GOAL OF THE EXERCISE:
Could you find every line in the records below that contains the word "true" and copy it?

BEGIN INFORMATION SHOWN

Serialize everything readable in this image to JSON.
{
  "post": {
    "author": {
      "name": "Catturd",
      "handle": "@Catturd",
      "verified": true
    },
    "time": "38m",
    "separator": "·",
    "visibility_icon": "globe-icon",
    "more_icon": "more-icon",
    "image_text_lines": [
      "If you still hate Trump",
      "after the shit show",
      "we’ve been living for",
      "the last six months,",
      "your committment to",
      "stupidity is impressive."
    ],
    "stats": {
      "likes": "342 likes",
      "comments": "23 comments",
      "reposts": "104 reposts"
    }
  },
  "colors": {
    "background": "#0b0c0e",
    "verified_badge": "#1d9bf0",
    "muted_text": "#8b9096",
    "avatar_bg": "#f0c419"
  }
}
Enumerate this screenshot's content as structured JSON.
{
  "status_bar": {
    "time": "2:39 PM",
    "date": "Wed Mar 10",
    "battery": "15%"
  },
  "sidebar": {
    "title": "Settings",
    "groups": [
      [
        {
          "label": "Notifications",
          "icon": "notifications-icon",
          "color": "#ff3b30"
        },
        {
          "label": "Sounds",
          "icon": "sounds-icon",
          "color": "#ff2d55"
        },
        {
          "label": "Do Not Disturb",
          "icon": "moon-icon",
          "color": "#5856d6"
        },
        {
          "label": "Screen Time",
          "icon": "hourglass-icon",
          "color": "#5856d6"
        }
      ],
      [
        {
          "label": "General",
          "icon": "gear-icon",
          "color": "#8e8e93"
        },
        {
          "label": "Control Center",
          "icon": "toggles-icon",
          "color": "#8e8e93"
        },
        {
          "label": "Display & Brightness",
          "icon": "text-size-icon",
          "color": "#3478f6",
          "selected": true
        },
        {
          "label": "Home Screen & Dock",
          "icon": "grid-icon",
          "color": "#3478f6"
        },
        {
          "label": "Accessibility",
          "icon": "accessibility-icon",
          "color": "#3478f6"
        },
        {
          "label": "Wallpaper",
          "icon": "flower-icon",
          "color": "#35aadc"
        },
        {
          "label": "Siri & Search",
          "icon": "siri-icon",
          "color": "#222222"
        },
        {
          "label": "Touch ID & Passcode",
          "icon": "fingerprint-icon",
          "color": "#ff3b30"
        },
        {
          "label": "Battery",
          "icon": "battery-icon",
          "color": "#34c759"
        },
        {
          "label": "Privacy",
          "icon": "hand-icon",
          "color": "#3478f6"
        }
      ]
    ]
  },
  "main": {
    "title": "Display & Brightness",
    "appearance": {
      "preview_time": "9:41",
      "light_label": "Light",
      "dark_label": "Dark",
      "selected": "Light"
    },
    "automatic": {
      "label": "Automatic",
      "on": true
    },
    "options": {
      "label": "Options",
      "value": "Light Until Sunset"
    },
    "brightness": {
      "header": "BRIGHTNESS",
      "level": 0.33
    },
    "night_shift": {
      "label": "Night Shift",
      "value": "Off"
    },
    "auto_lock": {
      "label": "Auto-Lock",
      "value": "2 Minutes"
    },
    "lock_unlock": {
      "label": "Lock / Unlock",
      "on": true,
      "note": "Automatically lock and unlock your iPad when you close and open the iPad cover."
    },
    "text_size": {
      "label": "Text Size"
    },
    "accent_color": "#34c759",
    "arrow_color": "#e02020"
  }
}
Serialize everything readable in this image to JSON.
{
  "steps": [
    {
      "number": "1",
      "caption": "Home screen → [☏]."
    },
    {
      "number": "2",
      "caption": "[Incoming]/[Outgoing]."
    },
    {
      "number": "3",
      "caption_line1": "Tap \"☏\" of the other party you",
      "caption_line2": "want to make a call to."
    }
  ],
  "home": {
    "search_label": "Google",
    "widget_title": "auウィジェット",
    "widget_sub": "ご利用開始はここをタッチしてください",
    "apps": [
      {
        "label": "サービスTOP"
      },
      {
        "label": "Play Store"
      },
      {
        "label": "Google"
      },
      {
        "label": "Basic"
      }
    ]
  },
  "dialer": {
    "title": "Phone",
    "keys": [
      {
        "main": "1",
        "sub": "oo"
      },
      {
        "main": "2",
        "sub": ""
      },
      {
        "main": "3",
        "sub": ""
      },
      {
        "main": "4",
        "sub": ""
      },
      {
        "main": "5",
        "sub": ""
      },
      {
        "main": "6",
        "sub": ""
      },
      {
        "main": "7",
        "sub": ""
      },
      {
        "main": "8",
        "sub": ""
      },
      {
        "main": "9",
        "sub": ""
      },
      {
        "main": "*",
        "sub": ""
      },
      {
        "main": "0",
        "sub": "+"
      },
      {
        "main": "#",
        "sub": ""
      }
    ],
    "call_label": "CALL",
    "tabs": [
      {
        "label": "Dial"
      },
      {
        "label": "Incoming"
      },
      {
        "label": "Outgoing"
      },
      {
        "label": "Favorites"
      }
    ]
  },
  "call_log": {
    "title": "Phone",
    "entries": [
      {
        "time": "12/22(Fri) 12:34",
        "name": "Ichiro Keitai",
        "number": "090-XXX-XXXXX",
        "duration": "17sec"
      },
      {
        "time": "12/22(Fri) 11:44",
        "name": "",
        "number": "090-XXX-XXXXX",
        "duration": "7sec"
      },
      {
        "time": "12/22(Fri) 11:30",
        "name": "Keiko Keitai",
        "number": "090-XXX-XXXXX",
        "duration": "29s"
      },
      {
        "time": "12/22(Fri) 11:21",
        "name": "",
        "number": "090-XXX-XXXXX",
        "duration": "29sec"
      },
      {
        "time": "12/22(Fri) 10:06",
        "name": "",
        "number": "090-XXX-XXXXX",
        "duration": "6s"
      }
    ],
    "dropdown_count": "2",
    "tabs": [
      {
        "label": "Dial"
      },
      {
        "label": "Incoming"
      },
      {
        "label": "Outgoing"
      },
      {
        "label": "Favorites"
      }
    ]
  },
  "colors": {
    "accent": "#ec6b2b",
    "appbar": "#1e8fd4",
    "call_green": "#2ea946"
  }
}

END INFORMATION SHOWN

ANSWER SPACE:
      "verified": true
          "selected": true
      "on": true
      "on": true,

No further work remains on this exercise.